Härtl reckons hyperloop has the potential to inspire a reimagining of our cities – how we commute, how we plan, how we develop – for the future. Linking Amsterdam, The Hague, and Rotterdam – and looping in local areas, too – would put 25 million people within an hour of each other.
But from Gavin Bailey, head of sustainable future transport at consultancy Eunomia, our headlong rush to equate speed with progress prompts a note of caution.
Says Bailey: “Eurostar spent an awful lot of money reducing its journey time by 20 minutes, only to find people don’t care so much about how quick the mode of transport is. What matters is how productive or how disruptive that mode is to what they’d rather be doing.”
Bailey concedes that freight-based hyperloop likely has a role to play in future transport networks. However, he says that its high energy usage, along with the environmental cost of construction, cast its much trumpeted green credentials into shade.
“It’s only as green as the electricity source,” he says. “High speed rail can already transport large numbers of people quickly, cleanly and efficiently in a pleasant environment.
“Hyperloop is a futuristic, sexy technology – but maybe not one that is needed. We should be moving people towards thinking about their travel choices and how sustainable they are – we certainly don’t need another forbidden fruit to throw into the mix.”
Cities around the world are writing hyperloop into their long-term plans
Bailey could have a point. Although February saw over 50 cities and regions from 15 European countries take part in the Hyperconnected Europe initiative – set up to explore the potential for a future European hyperloop network – Virgin Hyperloop has scaled back its own plans and laid off staff.
After reaping headlines with its passenger test run, Virgin said last month that global supply chain issues meant it would focus on transporting cargo rather than people, with a freight system requiring less regulatory and safety red tape.
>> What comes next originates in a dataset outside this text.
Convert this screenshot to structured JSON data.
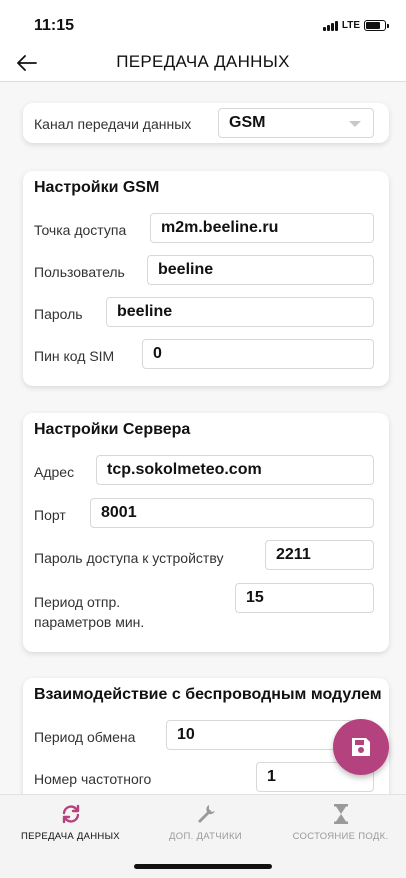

Perhaps for now, we’ll all have to wait a little longer.
Main image: Virgin Hyperloop